The arbitrary, brutal suppression of knowledge, of culture, of one’s system of values, of one’s very history: The theme—the vacuum—is central to so much of postwar Polish fiction and drama; it is central to even the Jewish perspective of Roman Polanski’s The Pianist. (There are no Jews in Katyn, however.) In Wajda’s film, Anna and her daughter barely escape a Soviet roundup and flee to German-ruled Kraków, where they are safer. They scan the newspaper and listen to readings of the list of the Polish dead in the city square—praying fervently that Andrzej won’t be on it. What actually happened to her husband and others only sees the light for propaganda’s sake. The Nazis document the exhumation of the Katyn corpses on film as proof that the Soviets are worse than they are.

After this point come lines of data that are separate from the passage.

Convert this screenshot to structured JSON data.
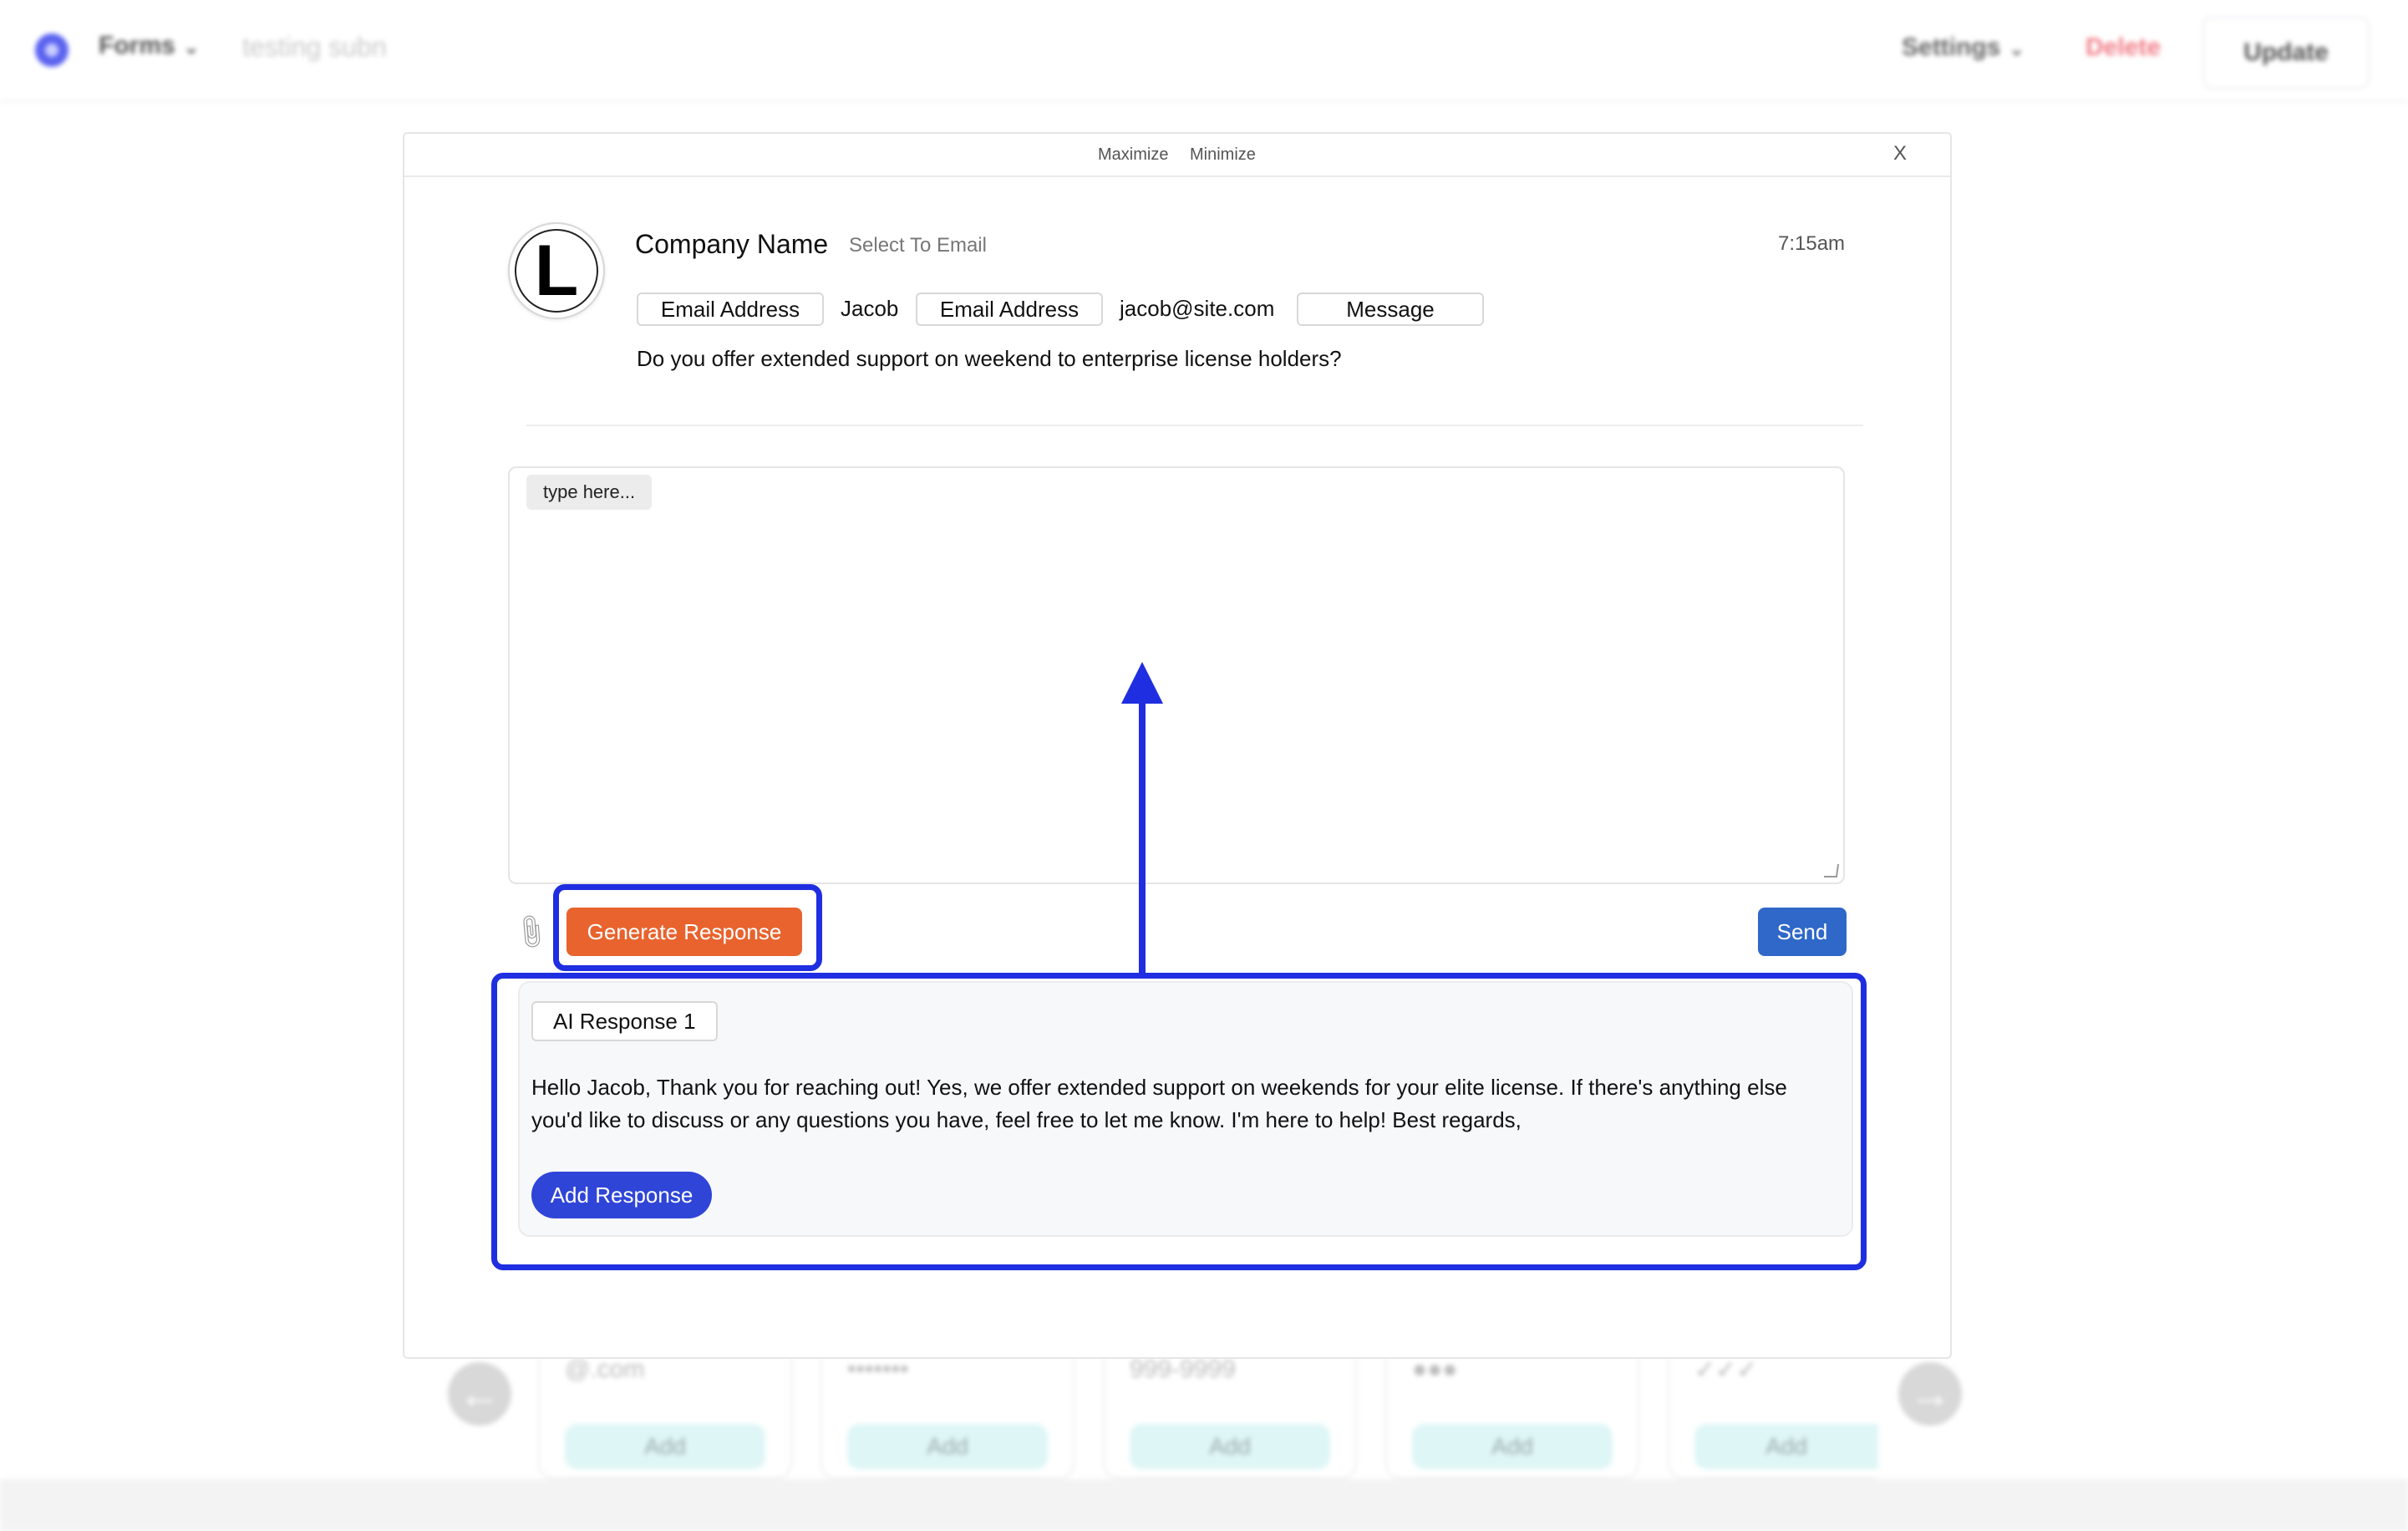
{
  "app": {
    "menu_forms": "Forms",
    "breadcrumb": "testing subn",
    "menu_settings": "Settings",
    "delete_label": "Delete",
    "update_label": "Update"
  },
  "modal": {
    "maximize": "Maximize",
    "minimize": "Minimize",
    "close": "X"
  },
  "email": {
    "avatar_letter": "L",
    "company_name": "Company Name",
    "select_to_email": "Select To Email",
    "time": "7:15am",
    "fields": {
      "tag1": "Email Address",
      "value1": "Jacob",
      "tag2": "Email Address",
      "value2": "jacob@site.com",
      "tag3": "Message"
    },
    "question": "Do you offer extended support on weekend to enterprise license holders?"
  },
  "composer": {
    "placeholder": "type here...",
    "generate_label": "Generate Response",
    "send_label": "Send"
  },
  "ai_response": {
    "tag": "AI Response 1",
    "text": "Hello Jacob, Thank you for reaching out! Yes, we offer extended support on weekends for your elite license. If there's anything else you'd like to discuss or any questions you have, feel free to let me know. I'm here to help! Best regards,",
    "add_label": "Add Response"
  },
  "background_cards": [
    {
      "sample": "@.com",
      "add": "Add"
    },
    {
      "sample": "•••••••",
      "add": "Add"
    },
    {
      "sample": "999-9999",
      "add": "Add"
    },
    {
      "sample": "●●●",
      "add": "Add"
    },
    {
      "sample": "✓✓✓",
      "add": "Add"
    }
  ],
  "colors": {
    "annotation": "#1f2ee0",
    "generate_button": "#e8632e",
    "send_button": "#2f68c8",
    "add_response_button": "#2f45d8"
  }
}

They express their sincere condolences to the late general’s wife (Danuta Stenka), then ask her to read a denunciation of the USSR. When she demurs, they ask her again, more insistently, then raise the possibility of Auschwitz … What should she do? Determining the cost–benefit ratio—the Soviets would have killed her already and did kill her husband but the Nazis are killing Poles and the Polish resistance could kill her for collaborating and the Soviets might win the war and eliminate her but she could be put on a train to Auschwitz that day—requires the higher math.
The last section of Katyn—after the war—is less morally dizzying. The stakes are stark: Accept the Soviet version of Katyn and live, fatally compromised, or broadcast the truth and die. A couple of idealistic young people—a man and a woman—demonstrate their resolve to reject the counterfeit history: The film does not end with them hoisted aloft by cheering crowds. I confess that at times I agreed with the reluctant compromisers, the ones who said, “You can’t bring back the Katyn dead. Don’t get yourself killed. Live until Poland is free again.” Wajda at least gives those people dignity.
The end is a flashback to 1940, to the murders in Katyn. The sequence is almost unbearably graphic, though not punishing or exploitive. It is filmed with simplicity, a purity of intent, and I wanted to watch the faces of these men in their last seconds of life—not for the sake of history, but because of Wajda’s imperative to put his father’s death onscreen. He needed to do this. And somehow, sanity is restored.